What would you tell people who knew of the folktale to expect from the film?
We do a good job of setting her story up. There’s this really beautiful animation sequence which shows Chung’e in her traditional form with her lover and once we get to the moon, we get to experience her in a new way. We get to experience the rest of her story, so I think they should be expecting someone who feels very current but who is also continuing to be this goddess who is larger than life and a smart, loving and very confident woman who just needs help in her healing process. It’s a very beautiful story who honors who she is and was.
What did you do to get prepared for this role specifically?
For all acting roles, I try to do background for characters, I think what’s nice [though] is we’re meeting Fei Fei as a child and most of her story is laid out for me. I just experimented for voicing too, I hadn’t done a lot of animation before so I just made sure to have a lot of different voices prepared for the booth, I would read the script in a lot of different ways. But then when I got into the booth, Glen really just wanted me to be myself and so I threw a lot of it out the window. I brought a lot of my own excitement for science and space exploration into the character and I think when you have a good director who can paint the world for you, you just fall into it a lot of the time. I think the music is very helpful for me as well, I’ve been singing all my life and have done musical theater, so I think that helped me understand more of who Fei Fei is.
How was it working with Glen Keane?

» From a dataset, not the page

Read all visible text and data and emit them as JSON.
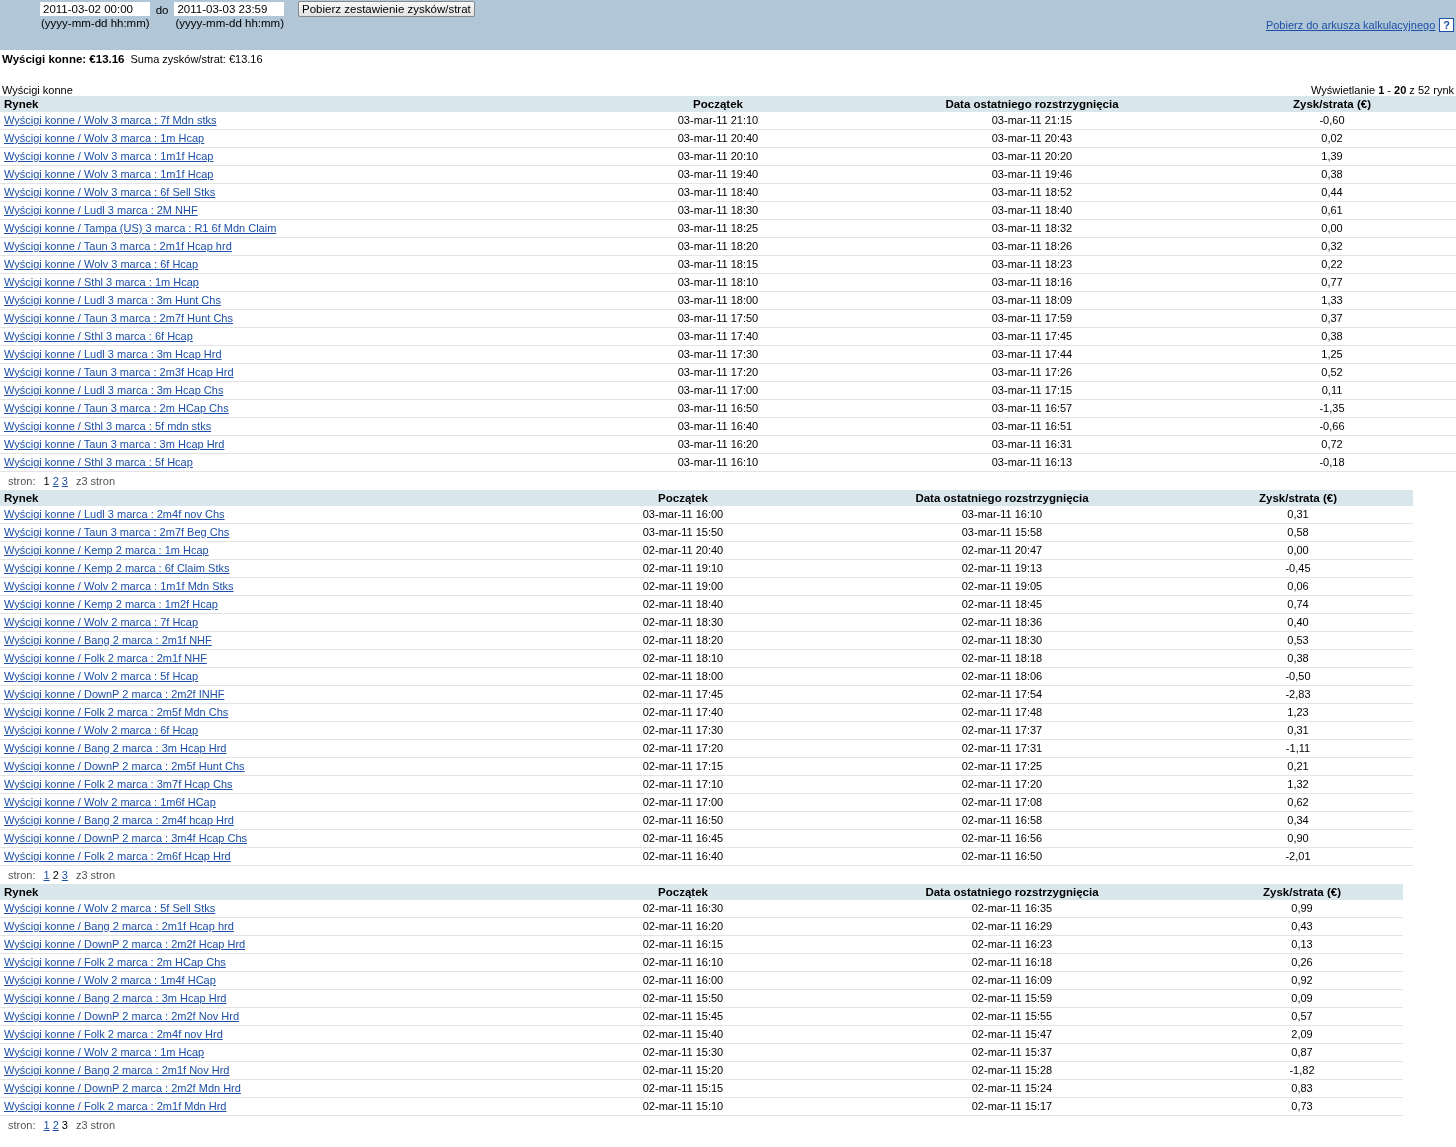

Glen shaped my childhood in a lot of ways, he’s really brought out so many stories about strong young women and I think I was just awestruck when I met him at first. He’s just so sweet and so down to earth and his directing style is really wonderful because he knows exactly what he’s picturing and how to describe it to you so that you can be there with him. But, he also just has this childlike sense of imagination that allows you to play with him all of the time. He would act like a reader for a lot of our sessions as the other characters and he knows how to immerse himself into them as well. But also you can play, you can try things, you can fail and it’s all okay— he’ll take it all and be learning more about the character when we do that. So there’s really a sense of freedom when you’re working with him that you don’t always get.
What scene are you most excited for audiences to see come to fruition onscreen?
There’s a couple, but I think that Rocket to the Moon sequence is amazing and I think there’s something about watching this girl fail so many times but never give up that’s really inspiring and I just want to see kids everywhere covering this song and trying to be like Fei Fei. It’s a larger than life experience for sure that is going to make everyone want to get up off of their couches and start dancing.
Overall, what do you hope audiences take away from the film?
For one thing, I hope people get to enjoy seeing a different world. First, we get to see the Chinese landscape and some tidbits about Chinese culture and its people and I think it’s so beautiful. Hopefully, that will spark some interest with some of the traditions you’re seeing onscreen and also just the folklore about Chung’e. Everyone is going through some sort of loss right now in some form and I think that the world needs connection and is craving connection at all times. This story is really about connecting with another person and relying on them to help you move through your grief. It’s a story about healing and about lifting people up and making sure that you can properly feel your grief but also move forward with your life and continue to move forward with whatever you’ve lost and find new joy and new love. I think it’s actually really perfect for the current climate, it’s a hard time for everyone in the world and kids and families especially if they’re going through a lot, I think this is the perfect story for them to be watching.
‘Over the Moon’ is available to stream now on Netflix.